Some vertical markets have yet to embrace strategic partners and new technologies to build revenue. Consider the plight of independent convenience stores. Most of the nation’s 132,000 convenience stores are owned and operated as a single-store business or franchise, according to the National Association of Convenience Stores (NACS). Many of those stores still use pencil-and-paper systems to track inventory and monthly sales. Without modern computers, storeowners often fail to spot sales trends on their own shelves. Rarely, if ever, can they quickly adjust inventories to minimize slow-moving products, maximize exposure for hot- selling items and lift revenue.
Many storeowners are turning to their suppliers and NACS to solve this business quandary. In one prime example, NACS, Pepsi Bottling Group and Professional DataSolutions Inc. (a technology integrator) designed an e-commerce system for Store24 Companies Inc., which operates 80 convenience stories in New England.
The new system, which uses off-the-shelf PC technology and a secure Internet connection, routes electronic merchandise invoices between Pepsi Bottling Group and Store24. The stores import the data into a financial application that can monitor accounts payable, accounts receivable, payroll, product inventories and so forth. Store24 expects additional suppliers to tie into the e-commerce system over the next few months.
Neither Professional DataSolutions nor Store24 (recently acquired by Tedeschi Food Shops) disclosed how much the e-commerce system cost.
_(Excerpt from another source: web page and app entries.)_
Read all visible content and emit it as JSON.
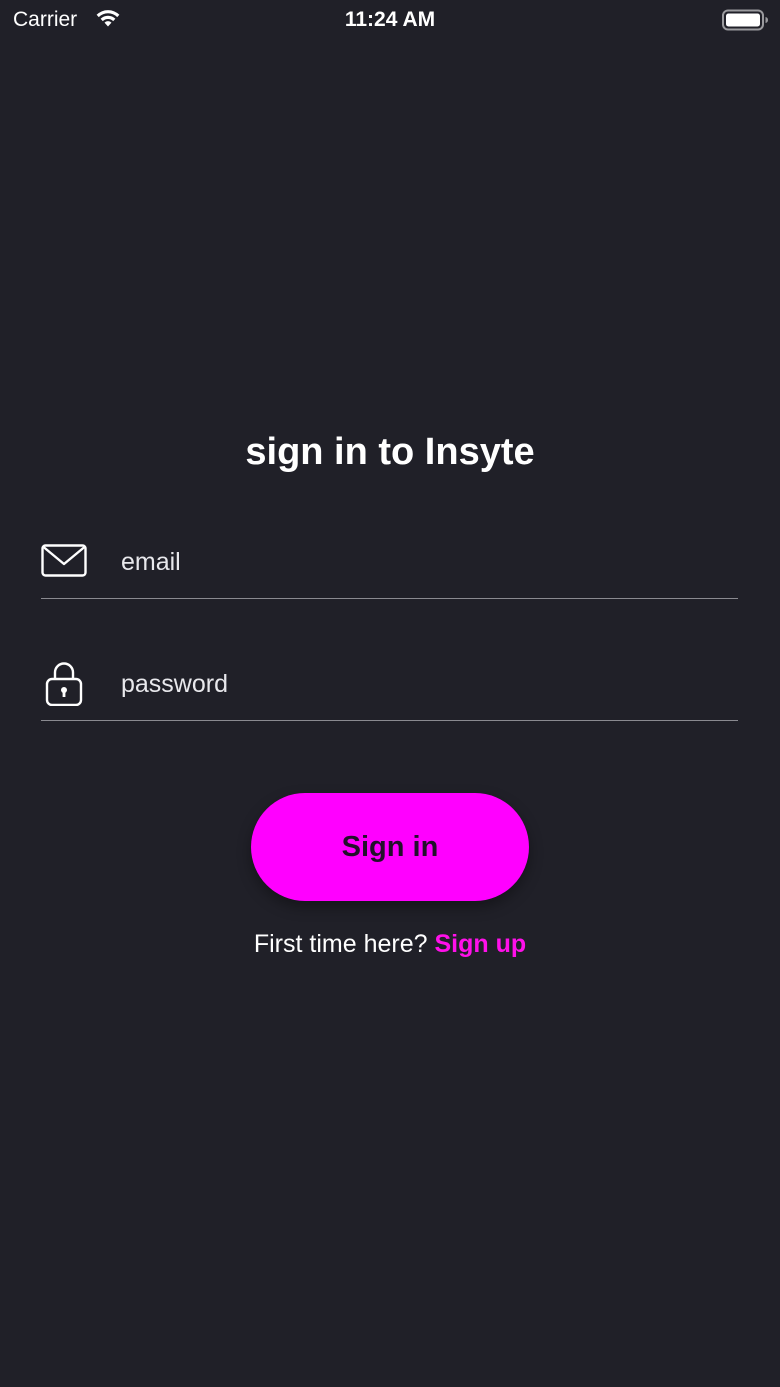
{
  "status_bar": {
    "carrier": "Carrier",
    "time": "11:24 AM",
    "wifi_icon": "wifi-icon",
    "battery_icon": "battery-icon"
  },
  "title": "sign in to Insyte",
  "form": {
    "email": {
      "placeholder": "email",
      "value": "",
      "icon": "envelope-icon"
    },
    "password": {
      "placeholder": "password",
      "value": "",
      "icon": "lock-icon"
    },
    "submit_label": "Sign in"
  },
  "signup": {
    "prompt": "First time here?",
    "link_label": "Sign up"
  },
  "colors": {
    "background": "#202028",
    "accent": "#ff00ff",
    "link": "#ff10ea",
    "text": "#ffffff"
  }
}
However, a source who consulted on the project says Store24 expects the system to pay for itself within 18 to 24 months. “Store24 will spend less time filling out paper forms for their suppliers and more time analyzing sales data for hidden patterns,” says the consultant. “Here’s a simple example: If Pepsi sells best with Doritos on Sundays when the New England Patriots are on the road, you can bet Store24 will identify the pattern, adjust prices accordingly on those days and perhaps promote salsa to pull an extra two dollars out of each customer’s pocket.”
In this economy, every extra dollar counts.
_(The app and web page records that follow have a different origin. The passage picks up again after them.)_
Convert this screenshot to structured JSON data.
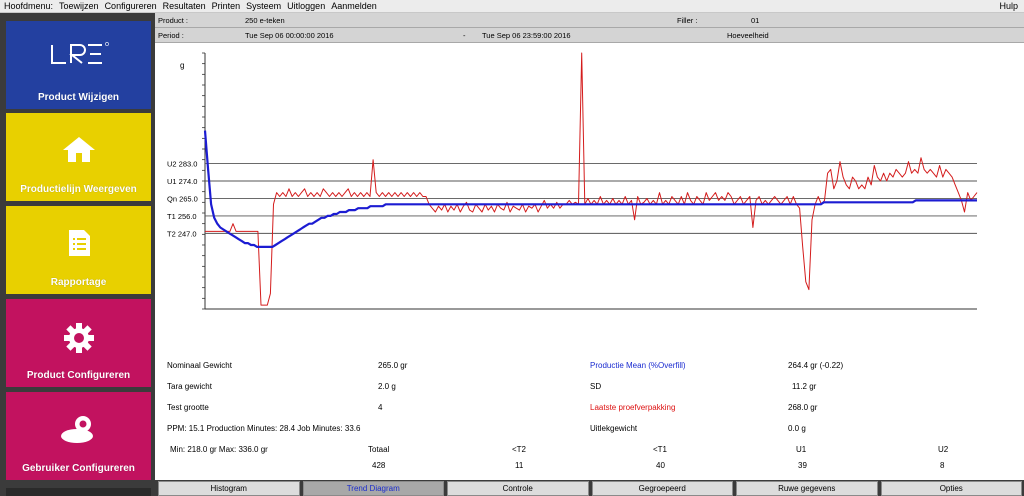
{
  "menu": {
    "items": [
      "Hoofdmenu:",
      "Toewijzen",
      "Configureren",
      "Resultaten",
      "Printen",
      "Systeem",
      "Uitloggen",
      "Aanmelden"
    ],
    "help": "Hulp"
  },
  "sidebar": {
    "logo_text": "LRE",
    "tiles": [
      {
        "label": "Product Wijzigen",
        "icon": "lre-logo",
        "color": "#2340a0"
      },
      {
        "label": "Productielijn Weergeven",
        "icon": "home-icon",
        "color": "#e8d000"
      },
      {
        "label": "Rapportage",
        "icon": "document-icon",
        "color": "#e8d000"
      },
      {
        "label": "Product Configureren",
        "icon": "gear-icon",
        "color": "#c2125f"
      },
      {
        "label": "Gebruiker Configureren",
        "icon": "user-gear-icon",
        "color": "#c2125f"
      }
    ]
  },
  "info": {
    "product_label": "Product :",
    "product_value": "250 e-teken",
    "filler_label": "Filler :",
    "filler_value": "01",
    "period_label": "Period :",
    "period_start": "Tue Sep 06 00:00:00 2016",
    "period_sep": "-",
    "period_end": "Tue Sep 06 23:59:00 2016",
    "quantity_label": "Hoeveelheid"
  },
  "chart_data": {
    "type": "line",
    "ylabel": "g",
    "ylim": [
      208,
      340
    ],
    "reference_lines": [
      {
        "label": "U2 283.0",
        "value": 283.0
      },
      {
        "label": "U1 274.0",
        "value": 274.0
      },
      {
        "label": "Qn 265.0",
        "value": 265.0
      },
      {
        "label": "T1 256.0",
        "value": 256.0
      },
      {
        "label": "T2 247.0",
        "value": 247.0
      }
    ],
    "series": [
      {
        "color": "#d41c1c",
        "values": [
          248,
          248,
          248,
          248,
          248,
          248,
          248,
          248,
          248,
          252,
          248,
          248,
          248,
          248,
          248,
          248,
          248,
          248,
          210,
          210,
          210,
          216,
          262,
          268,
          266,
          268,
          266,
          270,
          266,
          268,
          266,
          268,
          270,
          266,
          268,
          266,
          268,
          266,
          270,
          268,
          266,
          268,
          266,
          268,
          266,
          268,
          270,
          266,
          268,
          266,
          268,
          266,
          268,
          266,
          285,
          268,
          266,
          268,
          266,
          268,
          266,
          268,
          266,
          268,
          266,
          268,
          266,
          268,
          266,
          268,
          266,
          266,
          262,
          260,
          258,
          261,
          259,
          262,
          258,
          261,
          259,
          262,
          258,
          261,
          263,
          259,
          258,
          262,
          260,
          258,
          262,
          259,
          261,
          258,
          262,
          260,
          259,
          263,
          258,
          261,
          260,
          259,
          262,
          258,
          261,
          260,
          262,
          258,
          261,
          264,
          260,
          262,
          260,
          263,
          260,
          262,
          262,
          264,
          262,
          263,
          262,
          340,
          262,
          265,
          262,
          264,
          262,
          266,
          262,
          264,
          262,
          265,
          262,
          264,
          262,
          266,
          262,
          264,
          254,
          266,
          262,
          263,
          265,
          262,
          264,
          262,
          268,
          262,
          264,
          262,
          266,
          264,
          262,
          266,
          262,
          268,
          264,
          262,
          266,
          264,
          262,
          268,
          264,
          266,
          268,
          264,
          266,
          264,
          268,
          266,
          262,
          264,
          266,
          262,
          264,
          266,
          250,
          264,
          266,
          262,
          264,
          262,
          264,
          266,
          264,
          262,
          264,
          266,
          262,
          266,
          262,
          260,
          240,
          222,
          218,
          254,
          262,
          266,
          262,
          264,
          278,
          280,
          270,
          274,
          284,
          276,
          272,
          270,
          276,
          274,
          270,
          272,
          270,
          276,
          272,
          282,
          276,
          274,
          278,
          274,
          278,
          276,
          280,
          278,
          276,
          278,
          284,
          278,
          280,
          278,
          286,
          280,
          278,
          280,
          278,
          276,
          282,
          276,
          280,
          278,
          276,
          272,
          268,
          264,
          258,
          268,
          264,
          266,
          268
        ]
      },
      {
        "color": "#1c1cd2",
        "values": [
          300,
          280,
          262,
          255,
          252,
          250,
          249,
          248,
          247,
          246,
          245,
          244,
          243,
          242,
          242,
          241,
          241,
          240,
          240,
          240,
          240,
          240,
          240,
          241,
          242,
          243,
          244,
          245,
          246,
          247,
          248,
          249,
          250,
          251,
          252,
          252,
          253,
          254,
          255,
          255,
          256,
          256,
          257,
          257,
          258,
          258,
          258,
          259,
          259,
          259,
          260,
          260,
          260,
          260,
          261,
          261,
          261,
          261,
          261,
          262,
          262,
          262,
          262,
          262,
          262,
          262,
          262,
          262,
          262,
          262,
          262,
          262,
          262,
          262,
          262,
          262,
          262,
          262,
          262,
          262,
          262,
          262,
          262,
          262,
          262,
          262,
          262,
          262,
          262,
          262,
          262,
          262,
          262,
          262,
          262,
          262,
          262,
          262,
          262,
          262,
          262,
          262,
          262,
          262,
          262,
          262,
          262,
          262,
          262,
          262,
          262,
          262,
          262,
          262,
          262,
          262,
          262,
          262,
          262,
          262,
          262,
          262,
          262,
          262,
          262,
          262,
          262,
          262,
          262,
          262,
          262,
          262,
          262,
          262,
          262,
          262,
          262,
          262,
          262,
          262,
          262,
          262,
          262,
          262,
          262,
          262,
          262,
          262,
          262,
          262,
          262,
          262,
          262,
          262,
          262,
          262,
          262,
          262,
          262,
          262,
          262,
          262,
          262,
          262,
          262,
          262,
          262,
          262,
          262,
          262,
          262,
          262,
          262,
          262,
          262,
          262,
          262,
          262,
          262,
          262,
          262,
          262,
          262,
          262,
          262,
          262,
          262,
          262,
          262,
          262,
          262,
          262,
          262,
          262,
          262,
          262,
          262,
          262,
          262,
          262,
          262,
          262,
          263,
          263,
          263,
          263,
          263,
          263,
          263,
          263,
          263,
          263,
          263,
          263,
          263,
          263,
          263,
          263,
          263,
          263,
          263,
          263,
          263,
          263,
          263,
          263,
          263,
          263,
          263,
          263,
          263,
          263,
          264,
          264,
          264,
          264,
          264,
          264,
          264,
          264,
          264,
          264,
          264,
          264,
          264,
          264,
          264,
          264,
          264,
          264,
          264,
          264,
          264
        ]
      }
    ]
  },
  "stats": {
    "nominal_label": "Nominaal Gewicht",
    "nominal_value": "265.0 gr",
    "tare_label": "Tara gewicht",
    "tare_value": "2.0 g",
    "sample_label": "Test grootte",
    "sample_value": "4",
    "ppm_text": "PPM: 15.1   Production Minutes: 28.4   Job Minutes: 33.6",
    "mean_label": "Productie Mean (%Overfill)",
    "mean_value": "264.4 gr (-0.22)",
    "sd_label": "SD",
    "sd_value": "11.2 gr",
    "last_label": "Laatste proefverpakking",
    "last_value": "268.0 gr",
    "output_label": "Uitlekgewicht",
    "output_value": "0.0 g",
    "minmax_text": "Min: 218.0 gr Max: 336.0 gr",
    "counts_headers": [
      "Totaal",
      "<T2",
      "<T1",
      "U1",
      "U2"
    ],
    "counts_values": [
      "428",
      "11",
      "40",
      "39",
      "8"
    ]
  },
  "tabs": [
    {
      "label": "Histogram",
      "active": false
    },
    {
      "label": "Trend Diagram",
      "active": true
    },
    {
      "label": "Controle",
      "active": false
    },
    {
      "label": "Gegroepeerd",
      "active": false
    },
    {
      "label": "Ruwe gegevens",
      "active": false
    },
    {
      "label": "Opties",
      "active": false
    }
  ]
}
Before you bulk up your sales staff, consider an outsourcing strategy.When it comes to outsourcing, most people think of IBM Global Services and other massive strategic business partners. But outsourcing isn’t only for large companies. Indeed, the Internet has paved the way for outsourcing specialists within all of the major vertical markets. Below is a sampling of some of the better-known outsourcing firms and the small-business services that they provide. Corporate Rain
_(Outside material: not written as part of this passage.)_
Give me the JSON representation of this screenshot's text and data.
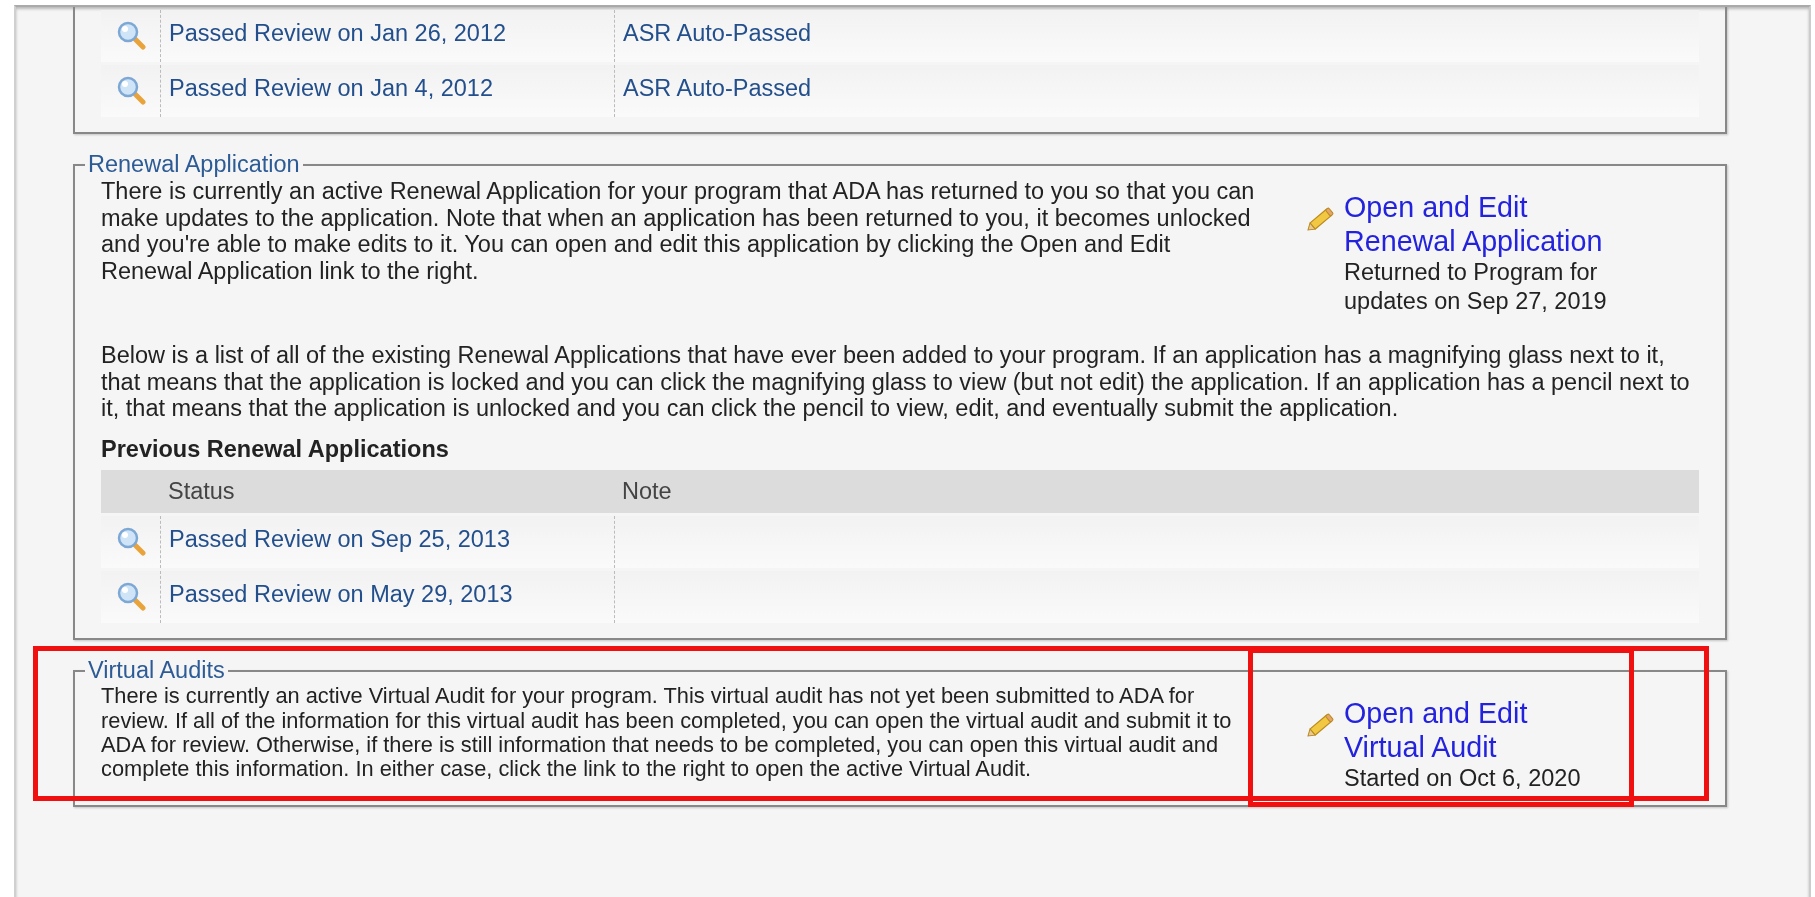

(www.corporaterain.com): Generates business-development plans for sales organizations, publishing companies, media organizations and other vertical-market businesses. Claim to fame: Helped McManus Publishing Inc. to meet 30 percent of its senior-level business prospects (the year before, the company met only 4 percent). Pharmagistics
(www.pharmagistics.com): Somerset, N.J.–based firm offers sales, marketing and logistical services to the life-sciences industry. Claim to fame: Recently inked multiyear agreement to provide Altana Pharma with sales support services across the United States. Technology Sales Leads
(www.tsleads.com): U.S. and Europe-based firm provides telemarketing services to high-tech companies. Founded in 1999 by IBM veteran. Claim to fame: In mid-2002, won a contract to generate monthly sales leads for Empirix of Waltham, Mass. Practically on cue, Empirix customer orders increased 22 percent from Q3 to Q4 2002. Salesforce.com
(www.salesforce.com): Leading provider of customer relationship management (CRM) software. Users access the software over the Web. Claim to fame: Morgan Stanley named Salesforce.com the fastest-growing company in the CRM category for 2002.